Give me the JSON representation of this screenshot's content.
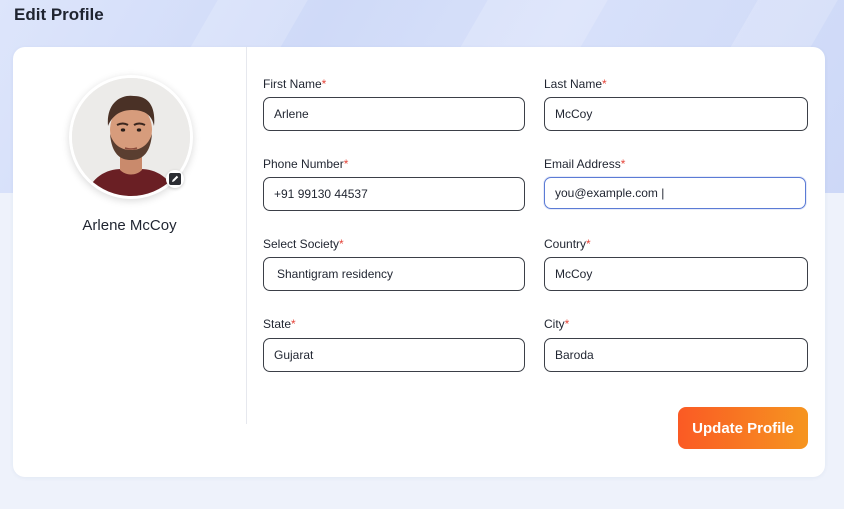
{
  "page": {
    "title": "Edit Profile"
  },
  "profile": {
    "name": "Arlene McCoy",
    "avatar_icon": "user-photo",
    "edit_icon": "pencil-icon"
  },
  "form": {
    "required_mark": "*",
    "first_name": {
      "label": "First Name",
      "value": "Arlene"
    },
    "last_name": {
      "label": "Last Name",
      "value": "McCoy"
    },
    "phone": {
      "label": "Phone Number",
      "value": "+91 99130 44537"
    },
    "email": {
      "label": "Email Address",
      "value": "you@example.com |"
    },
    "society": {
      "label": "Select Society",
      "value": "Shantigram residency"
    },
    "country": {
      "label": "Country",
      "value": "McCoy"
    },
    "state": {
      "label": "State",
      "value": "Gujarat"
    },
    "city": {
      "label": "City",
      "value": "Baroda"
    }
  },
  "actions": {
    "update_label": "Update Profile"
  },
  "colors": {
    "accent_start": "#fa5a24",
    "accent_end": "#f69520",
    "required": "#e4453a",
    "focus_border": "#5b7bd5"
  }
}
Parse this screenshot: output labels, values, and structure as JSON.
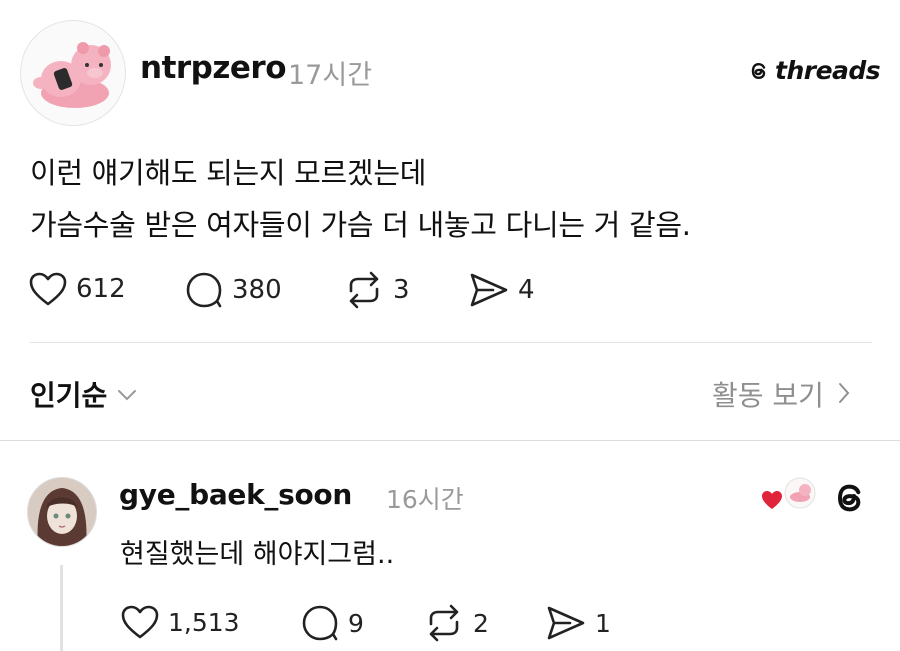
{
  "post": {
    "username": "ntrpzero",
    "time": "17시간",
    "lines": [
      "이런 얘기해도 되는지 모르겠는데",
      "가슴수술 받은 여자들이 가슴 더 내놓고 다니는 거 같음."
    ],
    "likes": "612",
    "comments": "380",
    "reposts": "3",
    "shares": "4",
    "avatar_icon": "pink-bear-avatar"
  },
  "brand": {
    "name": "threads",
    "icon": "threads-logo-icon"
  },
  "sort": {
    "label": "인기순",
    "activity_label": "활동 보기"
  },
  "reply": {
    "username": "gye_baek_soon",
    "time": "16시간",
    "text": "현질했는데 해야지그럼..",
    "likes": "1,513",
    "comments": "9",
    "reposts": "2",
    "shares": "1",
    "avatar_icon": "anime-girl-avatar"
  },
  "colors": {
    "text": "#111111",
    "muted": "#9a9a9a",
    "divider": "#e3e3e3",
    "heart_red": "#e0243a"
  }
}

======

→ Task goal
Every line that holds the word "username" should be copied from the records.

→ Answer area
    "username": "ntrpzero",
    "username": "gye_baek_soon",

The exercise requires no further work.